What you should do
Lines from the one containing "Parse this screenshot: output" through the final line of the records are the only ones to copy, and each must match exactly.

Dataset entries
++++++++++++++++++++
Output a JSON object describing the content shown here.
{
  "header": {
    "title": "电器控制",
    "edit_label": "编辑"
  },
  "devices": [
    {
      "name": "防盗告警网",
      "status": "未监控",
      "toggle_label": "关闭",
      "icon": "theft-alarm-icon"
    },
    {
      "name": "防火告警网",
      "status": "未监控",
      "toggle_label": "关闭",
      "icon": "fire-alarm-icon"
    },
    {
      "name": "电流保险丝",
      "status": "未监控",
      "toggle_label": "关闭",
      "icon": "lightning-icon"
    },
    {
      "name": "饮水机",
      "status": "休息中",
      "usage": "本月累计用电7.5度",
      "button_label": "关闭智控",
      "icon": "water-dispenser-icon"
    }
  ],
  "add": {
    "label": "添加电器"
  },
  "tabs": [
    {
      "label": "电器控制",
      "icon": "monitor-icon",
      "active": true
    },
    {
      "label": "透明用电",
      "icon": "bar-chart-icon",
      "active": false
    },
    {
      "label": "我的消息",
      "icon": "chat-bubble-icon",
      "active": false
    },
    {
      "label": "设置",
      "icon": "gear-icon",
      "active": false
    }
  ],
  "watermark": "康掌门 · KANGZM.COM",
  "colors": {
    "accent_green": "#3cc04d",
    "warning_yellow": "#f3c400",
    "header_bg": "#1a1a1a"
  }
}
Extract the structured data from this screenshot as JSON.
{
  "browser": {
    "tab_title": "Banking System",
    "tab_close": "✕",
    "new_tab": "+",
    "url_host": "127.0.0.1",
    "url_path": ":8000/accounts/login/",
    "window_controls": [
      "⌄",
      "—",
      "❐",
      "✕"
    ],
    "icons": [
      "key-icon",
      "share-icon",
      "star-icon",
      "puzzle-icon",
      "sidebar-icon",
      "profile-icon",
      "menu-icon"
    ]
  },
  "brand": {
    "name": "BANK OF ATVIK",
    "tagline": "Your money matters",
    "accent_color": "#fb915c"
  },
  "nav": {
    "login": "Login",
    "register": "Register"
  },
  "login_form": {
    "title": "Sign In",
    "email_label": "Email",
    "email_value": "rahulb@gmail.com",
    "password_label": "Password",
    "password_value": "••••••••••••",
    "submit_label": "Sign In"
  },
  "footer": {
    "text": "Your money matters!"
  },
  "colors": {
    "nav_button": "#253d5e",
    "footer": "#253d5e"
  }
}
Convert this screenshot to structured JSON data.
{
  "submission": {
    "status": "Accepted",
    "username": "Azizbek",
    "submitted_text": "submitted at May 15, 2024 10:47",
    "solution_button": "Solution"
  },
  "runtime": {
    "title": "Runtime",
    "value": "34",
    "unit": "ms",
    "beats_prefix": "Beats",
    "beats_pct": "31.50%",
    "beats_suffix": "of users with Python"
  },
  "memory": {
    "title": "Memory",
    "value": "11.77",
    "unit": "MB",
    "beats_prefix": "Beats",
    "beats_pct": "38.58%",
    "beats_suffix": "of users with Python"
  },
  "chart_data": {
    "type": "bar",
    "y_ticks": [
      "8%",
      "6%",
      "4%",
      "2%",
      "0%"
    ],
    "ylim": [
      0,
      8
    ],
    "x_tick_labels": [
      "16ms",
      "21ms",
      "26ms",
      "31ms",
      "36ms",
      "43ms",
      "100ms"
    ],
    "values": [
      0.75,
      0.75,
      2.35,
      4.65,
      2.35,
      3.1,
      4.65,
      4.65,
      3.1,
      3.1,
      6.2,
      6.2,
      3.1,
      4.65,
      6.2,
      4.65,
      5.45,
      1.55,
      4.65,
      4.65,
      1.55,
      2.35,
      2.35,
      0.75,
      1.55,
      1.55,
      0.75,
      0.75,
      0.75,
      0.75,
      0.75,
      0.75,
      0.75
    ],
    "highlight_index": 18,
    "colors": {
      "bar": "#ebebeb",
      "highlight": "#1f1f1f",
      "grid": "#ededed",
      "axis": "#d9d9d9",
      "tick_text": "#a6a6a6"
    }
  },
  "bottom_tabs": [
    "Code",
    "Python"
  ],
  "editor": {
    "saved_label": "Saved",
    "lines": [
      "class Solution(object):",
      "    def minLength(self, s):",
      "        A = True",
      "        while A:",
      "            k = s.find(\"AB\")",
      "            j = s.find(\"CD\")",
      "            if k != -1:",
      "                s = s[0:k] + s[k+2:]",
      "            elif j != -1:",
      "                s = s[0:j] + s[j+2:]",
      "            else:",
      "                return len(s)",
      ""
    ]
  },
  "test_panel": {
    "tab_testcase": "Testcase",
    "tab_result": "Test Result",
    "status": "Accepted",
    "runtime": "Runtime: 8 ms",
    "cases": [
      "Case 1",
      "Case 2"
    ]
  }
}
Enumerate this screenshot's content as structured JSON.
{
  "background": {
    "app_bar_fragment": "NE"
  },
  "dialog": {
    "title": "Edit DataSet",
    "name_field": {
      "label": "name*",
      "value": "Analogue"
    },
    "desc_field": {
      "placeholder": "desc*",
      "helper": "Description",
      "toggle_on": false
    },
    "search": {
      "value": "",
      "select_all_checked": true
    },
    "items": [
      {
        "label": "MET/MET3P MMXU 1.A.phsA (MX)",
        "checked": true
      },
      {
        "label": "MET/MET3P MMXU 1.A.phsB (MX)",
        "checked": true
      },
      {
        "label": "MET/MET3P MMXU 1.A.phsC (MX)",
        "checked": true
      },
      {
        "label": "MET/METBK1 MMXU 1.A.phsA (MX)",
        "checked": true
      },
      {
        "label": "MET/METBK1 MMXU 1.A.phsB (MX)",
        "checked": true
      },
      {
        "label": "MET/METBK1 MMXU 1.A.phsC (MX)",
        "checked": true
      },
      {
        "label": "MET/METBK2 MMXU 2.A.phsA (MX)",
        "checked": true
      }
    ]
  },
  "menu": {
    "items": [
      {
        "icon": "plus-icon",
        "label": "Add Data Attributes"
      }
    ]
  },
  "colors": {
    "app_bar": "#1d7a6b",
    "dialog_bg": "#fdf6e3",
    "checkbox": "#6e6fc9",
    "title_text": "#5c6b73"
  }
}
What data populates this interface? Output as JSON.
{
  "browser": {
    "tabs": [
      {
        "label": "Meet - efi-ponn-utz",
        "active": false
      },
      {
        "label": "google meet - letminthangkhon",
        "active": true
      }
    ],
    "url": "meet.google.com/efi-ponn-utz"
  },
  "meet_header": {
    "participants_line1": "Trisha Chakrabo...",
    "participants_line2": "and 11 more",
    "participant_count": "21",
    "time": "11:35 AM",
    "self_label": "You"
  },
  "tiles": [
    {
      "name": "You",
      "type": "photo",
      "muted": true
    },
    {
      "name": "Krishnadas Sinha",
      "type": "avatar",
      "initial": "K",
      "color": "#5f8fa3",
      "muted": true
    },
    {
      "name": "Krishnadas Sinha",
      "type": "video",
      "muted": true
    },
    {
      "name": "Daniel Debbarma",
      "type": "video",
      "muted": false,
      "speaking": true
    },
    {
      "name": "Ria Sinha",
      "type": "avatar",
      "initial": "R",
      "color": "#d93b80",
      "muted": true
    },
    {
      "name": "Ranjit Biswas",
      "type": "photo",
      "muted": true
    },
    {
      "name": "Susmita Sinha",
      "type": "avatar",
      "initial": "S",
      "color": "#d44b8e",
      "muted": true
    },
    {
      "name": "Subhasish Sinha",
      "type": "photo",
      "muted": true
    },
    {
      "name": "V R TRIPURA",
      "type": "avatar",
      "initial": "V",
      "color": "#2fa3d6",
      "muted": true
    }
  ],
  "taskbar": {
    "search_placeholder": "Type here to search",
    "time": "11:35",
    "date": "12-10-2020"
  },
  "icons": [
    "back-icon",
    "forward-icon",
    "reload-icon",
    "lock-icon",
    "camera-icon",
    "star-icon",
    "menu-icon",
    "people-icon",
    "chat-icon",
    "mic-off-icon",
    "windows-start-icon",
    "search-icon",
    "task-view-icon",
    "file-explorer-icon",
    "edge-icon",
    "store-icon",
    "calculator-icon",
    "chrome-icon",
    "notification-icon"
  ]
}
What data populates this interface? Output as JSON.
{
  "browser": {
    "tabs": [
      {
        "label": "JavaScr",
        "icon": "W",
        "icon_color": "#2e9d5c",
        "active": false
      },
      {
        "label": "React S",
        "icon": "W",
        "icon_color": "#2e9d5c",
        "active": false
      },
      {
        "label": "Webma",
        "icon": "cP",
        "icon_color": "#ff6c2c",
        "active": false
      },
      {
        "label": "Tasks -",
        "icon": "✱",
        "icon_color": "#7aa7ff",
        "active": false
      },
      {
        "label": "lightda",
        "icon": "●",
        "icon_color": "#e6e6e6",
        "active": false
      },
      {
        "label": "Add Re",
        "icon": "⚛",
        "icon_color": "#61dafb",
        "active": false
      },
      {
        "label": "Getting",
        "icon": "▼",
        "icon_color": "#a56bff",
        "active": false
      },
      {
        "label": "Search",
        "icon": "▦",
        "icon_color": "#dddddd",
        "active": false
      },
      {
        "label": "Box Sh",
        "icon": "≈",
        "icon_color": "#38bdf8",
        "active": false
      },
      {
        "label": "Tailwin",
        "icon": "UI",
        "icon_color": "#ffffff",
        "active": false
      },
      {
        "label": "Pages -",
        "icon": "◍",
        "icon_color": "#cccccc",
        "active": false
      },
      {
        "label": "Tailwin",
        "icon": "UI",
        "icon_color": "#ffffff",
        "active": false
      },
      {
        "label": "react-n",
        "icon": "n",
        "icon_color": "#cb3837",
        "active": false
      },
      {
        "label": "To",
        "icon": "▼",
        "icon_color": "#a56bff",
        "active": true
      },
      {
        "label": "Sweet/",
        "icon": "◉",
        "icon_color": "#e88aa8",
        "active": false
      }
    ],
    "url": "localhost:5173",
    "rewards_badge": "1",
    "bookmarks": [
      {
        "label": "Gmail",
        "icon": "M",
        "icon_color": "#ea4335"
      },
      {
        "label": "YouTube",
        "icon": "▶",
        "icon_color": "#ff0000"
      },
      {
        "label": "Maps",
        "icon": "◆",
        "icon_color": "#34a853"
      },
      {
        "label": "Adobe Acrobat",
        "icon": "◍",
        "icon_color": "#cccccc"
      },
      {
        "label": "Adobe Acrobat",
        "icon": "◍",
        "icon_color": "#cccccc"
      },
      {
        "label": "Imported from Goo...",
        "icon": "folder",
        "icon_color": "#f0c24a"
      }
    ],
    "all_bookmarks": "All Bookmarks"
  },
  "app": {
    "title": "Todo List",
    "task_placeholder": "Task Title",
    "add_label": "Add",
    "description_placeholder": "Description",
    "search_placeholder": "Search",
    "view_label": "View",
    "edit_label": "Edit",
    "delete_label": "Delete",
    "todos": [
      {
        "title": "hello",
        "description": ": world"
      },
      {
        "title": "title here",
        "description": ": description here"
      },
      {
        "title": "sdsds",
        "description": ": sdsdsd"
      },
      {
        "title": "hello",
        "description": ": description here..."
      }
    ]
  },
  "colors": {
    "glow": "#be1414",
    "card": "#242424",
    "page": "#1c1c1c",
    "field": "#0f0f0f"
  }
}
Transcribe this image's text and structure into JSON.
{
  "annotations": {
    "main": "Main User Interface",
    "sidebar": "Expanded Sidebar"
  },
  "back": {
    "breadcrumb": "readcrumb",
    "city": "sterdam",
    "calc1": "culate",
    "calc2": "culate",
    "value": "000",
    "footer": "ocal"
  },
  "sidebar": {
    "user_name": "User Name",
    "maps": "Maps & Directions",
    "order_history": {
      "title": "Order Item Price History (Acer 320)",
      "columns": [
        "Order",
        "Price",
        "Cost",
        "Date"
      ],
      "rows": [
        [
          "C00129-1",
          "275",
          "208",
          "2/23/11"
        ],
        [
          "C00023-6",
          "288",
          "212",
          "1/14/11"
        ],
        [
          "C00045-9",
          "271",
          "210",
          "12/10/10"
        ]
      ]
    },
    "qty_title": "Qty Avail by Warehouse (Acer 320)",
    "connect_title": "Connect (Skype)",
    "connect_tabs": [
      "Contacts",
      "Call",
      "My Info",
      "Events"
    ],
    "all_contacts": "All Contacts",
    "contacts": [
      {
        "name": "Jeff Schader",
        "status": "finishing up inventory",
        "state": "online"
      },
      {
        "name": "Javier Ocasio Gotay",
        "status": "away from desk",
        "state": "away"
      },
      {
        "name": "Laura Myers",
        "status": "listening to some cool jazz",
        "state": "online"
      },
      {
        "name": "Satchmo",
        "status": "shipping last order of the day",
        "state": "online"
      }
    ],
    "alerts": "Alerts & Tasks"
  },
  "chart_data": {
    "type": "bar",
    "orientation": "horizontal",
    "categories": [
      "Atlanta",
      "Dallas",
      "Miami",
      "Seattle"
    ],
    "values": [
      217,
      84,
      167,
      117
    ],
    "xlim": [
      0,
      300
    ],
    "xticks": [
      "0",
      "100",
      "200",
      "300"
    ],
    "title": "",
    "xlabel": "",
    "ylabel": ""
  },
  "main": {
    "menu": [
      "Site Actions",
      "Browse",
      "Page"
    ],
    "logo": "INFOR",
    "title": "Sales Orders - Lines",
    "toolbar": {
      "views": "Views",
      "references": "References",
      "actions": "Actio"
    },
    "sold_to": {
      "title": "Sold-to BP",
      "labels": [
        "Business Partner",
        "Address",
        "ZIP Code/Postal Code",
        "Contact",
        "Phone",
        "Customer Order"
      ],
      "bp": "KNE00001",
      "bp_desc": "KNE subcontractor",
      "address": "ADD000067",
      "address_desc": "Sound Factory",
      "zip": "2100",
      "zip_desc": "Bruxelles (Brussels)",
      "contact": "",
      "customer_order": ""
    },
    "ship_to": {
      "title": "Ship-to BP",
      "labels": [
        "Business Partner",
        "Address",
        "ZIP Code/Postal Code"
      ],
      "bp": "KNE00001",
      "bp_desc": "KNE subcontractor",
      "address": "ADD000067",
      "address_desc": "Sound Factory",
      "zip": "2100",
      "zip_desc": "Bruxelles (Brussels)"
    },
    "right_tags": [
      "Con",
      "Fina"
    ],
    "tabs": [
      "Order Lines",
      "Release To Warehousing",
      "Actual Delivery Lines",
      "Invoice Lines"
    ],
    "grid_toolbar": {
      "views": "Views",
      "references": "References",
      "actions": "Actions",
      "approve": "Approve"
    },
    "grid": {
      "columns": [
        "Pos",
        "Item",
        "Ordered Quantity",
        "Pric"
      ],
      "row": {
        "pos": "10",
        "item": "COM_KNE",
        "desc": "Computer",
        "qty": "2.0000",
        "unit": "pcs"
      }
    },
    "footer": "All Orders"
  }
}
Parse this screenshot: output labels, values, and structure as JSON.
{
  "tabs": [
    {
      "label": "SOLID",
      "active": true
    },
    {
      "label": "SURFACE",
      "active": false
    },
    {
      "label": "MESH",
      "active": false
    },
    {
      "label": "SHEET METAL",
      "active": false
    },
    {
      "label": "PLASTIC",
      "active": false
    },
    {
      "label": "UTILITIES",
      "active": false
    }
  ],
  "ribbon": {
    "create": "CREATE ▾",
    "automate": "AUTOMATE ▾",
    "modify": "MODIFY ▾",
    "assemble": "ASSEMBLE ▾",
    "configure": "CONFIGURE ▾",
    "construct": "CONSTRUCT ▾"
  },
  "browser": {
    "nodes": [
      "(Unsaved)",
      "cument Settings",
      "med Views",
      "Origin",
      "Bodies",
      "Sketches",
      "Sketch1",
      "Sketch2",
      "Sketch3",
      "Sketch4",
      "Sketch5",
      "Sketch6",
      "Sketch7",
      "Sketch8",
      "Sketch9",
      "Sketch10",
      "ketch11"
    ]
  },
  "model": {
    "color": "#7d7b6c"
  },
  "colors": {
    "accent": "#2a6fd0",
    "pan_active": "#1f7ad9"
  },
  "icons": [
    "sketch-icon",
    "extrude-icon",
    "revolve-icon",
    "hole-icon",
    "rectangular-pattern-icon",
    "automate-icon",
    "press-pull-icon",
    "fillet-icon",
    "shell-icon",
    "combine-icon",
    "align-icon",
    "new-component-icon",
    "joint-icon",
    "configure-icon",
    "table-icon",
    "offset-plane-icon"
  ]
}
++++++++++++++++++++
Exercise result
Parse this screenshot: output labels, values, and structure as JSON.
{
  "tabs": [
    {
      "label": "SOLID",
      "active": true
    },
    {
      "label": "SURFACE",
      "active": false
    },
    {
      "label": "MESH",
      "active": false
    },
    {
      "label": "SHEET METAL",
      "active": false
    },
    {
      "label": "PLASTIC",
      "active": false
    },
    {
      "label": "UTILITIES",
      "active": false
    }
  ],
  "ribbon": {
    "create": "CREATE ▾",
    "automate": "AUTOMATE ▾",
    "modify": "MODIFY ▾",
    "assemble": "ASSEMBLE ▾",
    "configure": "CONFIGURE ▾",
    "construct": "CONSTRUCT ▾"
  },
  "browser": {
    "nodes": [
      "(Unsaved)",
      "cument Settings",
      "med Views",
      "Origin",
      "Bodies",
      "Sketches",
      "Sketch1",
      "Sketch2",
      "Sketch3",
      "Sketch4",
      "Sketch5",
      "Sketch6",
      "Sketch7",
      "Sketch8",
      "Sketch9",
      "Sketch10",
      "ketch11"
    ]
  },
  "model": {
    "color": "#7d7b6c"
  },
  "colors": {
    "accent": "#2a6fd0",
    "pan_active": "#1f7ad9"
  },
  "icons": [
    "sketch-icon",
    "extrude-icon",
    "revolve-icon",
    "hole-icon",
    "rectangular-pattern-icon",
    "automate-icon",
    "press-pull-icon",
    "fillet-icon",
    "shell-icon",
    "combine-icon",
    "align-icon",
    "new-component-icon",
    "joint-icon",
    "configure-icon",
    "table-icon",
    "offset-plane-icon"
  ]
}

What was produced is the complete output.